The She-maskers wheeled in a scaffold next to the photo and they climbed it and with markers, paint, excrement, whatever they could find, they defaced the photo. With knives and keys and their own hands they ripped it to shreds. All the while, She looked on, eyes wide, choking back tears
When the She-maskers had finished their destruction, they waited in front of their handiwork, their masked faces upturned towards where She waited in her cage. And they waited. The lab coat fellows continually took notes.
She composed herself, and looked at each one of them, as if trying to suss out who they were, but the only thing She could see was her own face, disembodied and made vile.
But then she glanced my way. I raised my hand just slightly, and I could tell she had seen. The remaining fright in her eyes melted away. She turned back to the She-maskers, and She began.
Try to do it hard, She sings, try to make me numb. Make me feel despondent and then try to do it hard again. Do it with dignity, always stay aloof. You know many more Mes than you’d imagine.
Continuing without end, She sings, until you reach the exact end of this road. There’s only one chance. You may want to stop along the way, and you may have fashioned a means of escape, but if you do it alone, She sings, it’s meaningless. In truth, there is only one thing that holds value here: love.
So, She continues, around the world, no one knows me. There’s only one. And it’s to you that I’ll show all things. I’m here, but around the world, no one knows me. Really, even you still don’t know I’m here, maybe.
Like the place we struggle to arrive at, She sings, there are too many choices. Though neither of us have the slightest idea, as we perceive the same light cone, walking side by side the only true thing is your profile. But in the end, there is only one thing that holds meaning: love.
And so it’s fine, She sings, that no one around the world knows me; it’s perfectly fine that you’re the only one who knows all about me. It’s perfectly fine that no one knows me. But it’s imperative that We know Us.
The She-maskers whooped and hollered, and then they all fled from whence they’d come, save the first one. He walked to the men in lab coats, gave a curt bow, and turned on his heel. The men in lab coats left the room too.

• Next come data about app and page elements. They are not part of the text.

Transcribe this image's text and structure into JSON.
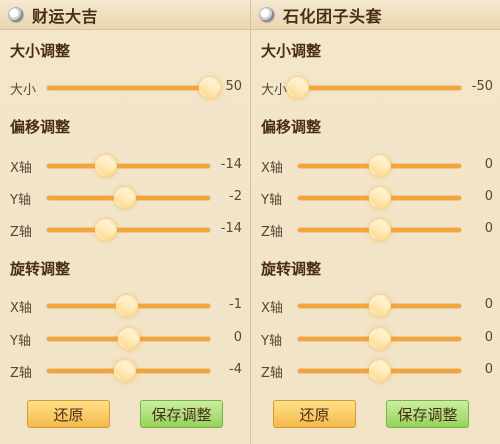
{
  "panels": [
    {
      "title": "财运大吉",
      "size_section": "大小调整",
      "size_label": "大小",
      "size_value": "50",
      "size_fraction": 1.0,
      "offset_section": "偏移调整",
      "offset": [
        {
          "label": "X轴",
          "value": "-14",
          "fraction": 0.36
        },
        {
          "label": "Y轴",
          "value": "-2",
          "fraction": 0.48
        },
        {
          "label": "Z轴",
          "value": "-14",
          "fraction": 0.36
        }
      ],
      "rotate_section": "旋转调整",
      "rotate": [
        {
          "label": "X轴",
          "value": "-1",
          "fraction": 0.49
        },
        {
          "label": "Y轴",
          "value": "0",
          "fraction": 0.5
        },
        {
          "label": "Z轴",
          "value": "-4",
          "fraction": 0.48
        }
      ],
      "reset_label": "还原",
      "save_label": "保存调整"
    },
    {
      "title": "石化团子头套",
      "size_section": "大小调整",
      "size_label": "大小",
      "size_value": "-50",
      "size_fraction": 0.0,
      "offset_section": "偏移调整",
      "offset": [
        {
          "label": "X轴",
          "value": "0",
          "fraction": 0.5
        },
        {
          "label": "Y轴",
          "value": "0",
          "fraction": 0.5
        },
        {
          "label": "Z轴",
          "value": "0",
          "fraction": 0.5
        }
      ],
      "rotate_section": "旋转调整",
      "rotate": [
        {
          "label": "X轴",
          "value": "0",
          "fraction": 0.5
        },
        {
          "label": "Y轴",
          "value": "0",
          "fraction": 0.5
        },
        {
          "label": "Z轴",
          "value": "0",
          "fraction": 0.5
        }
      ],
      "reset_label": "还原",
      "save_label": "保存调整"
    }
  ],
  "colors": {
    "track": "#f3a53a",
    "reset_button": "#f5b94a",
    "save_button": "#95d35b"
  }
}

The final She-masker used his remote control to lower the cage. Now was my chance. I raced from my hiding place, covering the ground between myself and him in a matter of moments. Just as I was about to land a bone-shattering punch–

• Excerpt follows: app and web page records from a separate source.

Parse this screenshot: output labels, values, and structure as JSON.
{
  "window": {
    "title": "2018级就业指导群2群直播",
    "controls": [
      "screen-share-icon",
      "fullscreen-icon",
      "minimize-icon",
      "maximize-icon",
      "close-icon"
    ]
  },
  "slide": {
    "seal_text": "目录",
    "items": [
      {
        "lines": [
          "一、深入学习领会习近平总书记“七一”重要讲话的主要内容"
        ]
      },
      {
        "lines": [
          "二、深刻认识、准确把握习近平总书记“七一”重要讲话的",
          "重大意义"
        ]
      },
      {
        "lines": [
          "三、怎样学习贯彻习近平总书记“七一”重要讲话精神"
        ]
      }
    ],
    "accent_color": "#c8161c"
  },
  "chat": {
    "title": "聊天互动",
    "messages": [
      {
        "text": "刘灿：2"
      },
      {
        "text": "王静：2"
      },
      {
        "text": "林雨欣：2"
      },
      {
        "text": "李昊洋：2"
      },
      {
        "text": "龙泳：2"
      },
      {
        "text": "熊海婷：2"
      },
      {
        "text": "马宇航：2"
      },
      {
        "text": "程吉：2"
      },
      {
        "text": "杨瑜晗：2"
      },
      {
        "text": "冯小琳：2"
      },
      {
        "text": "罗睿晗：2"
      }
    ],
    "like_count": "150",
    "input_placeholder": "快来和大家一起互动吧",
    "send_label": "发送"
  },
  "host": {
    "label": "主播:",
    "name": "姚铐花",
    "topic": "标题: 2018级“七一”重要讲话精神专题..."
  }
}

She opens the door to her car, climbs in. The door shuts with a satisfying clunk, the sound of a heavy door without any plastic faff in it. I stand and walk towards her.

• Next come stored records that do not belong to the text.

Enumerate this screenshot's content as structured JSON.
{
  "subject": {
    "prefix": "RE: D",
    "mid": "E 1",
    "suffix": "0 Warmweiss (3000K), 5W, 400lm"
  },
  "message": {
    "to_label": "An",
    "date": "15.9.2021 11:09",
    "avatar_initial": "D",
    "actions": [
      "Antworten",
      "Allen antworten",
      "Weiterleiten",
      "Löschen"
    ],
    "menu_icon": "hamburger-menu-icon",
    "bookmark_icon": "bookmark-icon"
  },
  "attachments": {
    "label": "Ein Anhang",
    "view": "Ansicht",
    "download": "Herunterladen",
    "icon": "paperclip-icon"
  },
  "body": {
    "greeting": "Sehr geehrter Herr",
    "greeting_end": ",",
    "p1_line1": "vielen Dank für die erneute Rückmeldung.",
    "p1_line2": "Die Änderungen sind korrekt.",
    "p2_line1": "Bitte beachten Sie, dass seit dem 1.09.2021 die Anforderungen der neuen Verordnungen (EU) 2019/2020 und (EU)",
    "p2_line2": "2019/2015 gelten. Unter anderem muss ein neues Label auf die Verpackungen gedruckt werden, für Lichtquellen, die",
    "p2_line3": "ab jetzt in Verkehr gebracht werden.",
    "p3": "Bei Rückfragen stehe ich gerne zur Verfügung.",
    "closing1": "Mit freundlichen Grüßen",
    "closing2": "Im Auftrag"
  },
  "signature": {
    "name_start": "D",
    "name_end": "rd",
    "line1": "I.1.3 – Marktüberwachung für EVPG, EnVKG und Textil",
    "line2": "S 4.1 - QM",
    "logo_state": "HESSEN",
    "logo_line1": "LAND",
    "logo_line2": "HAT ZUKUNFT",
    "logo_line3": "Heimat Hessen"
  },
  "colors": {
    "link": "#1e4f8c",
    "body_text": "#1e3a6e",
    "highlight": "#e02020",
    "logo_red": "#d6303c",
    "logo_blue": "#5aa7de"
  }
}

She’s checking the rear-view mirror, adjusting her hair. As I get closer, She tweaks to the movement and our eyes meet. She smiles and waves. I wave back and break into a trot. Reaching the car, I climb in the passenger’s seat. She smiles, and grasps my hand.
Funny, I thought I heard a noise just then.
All is black.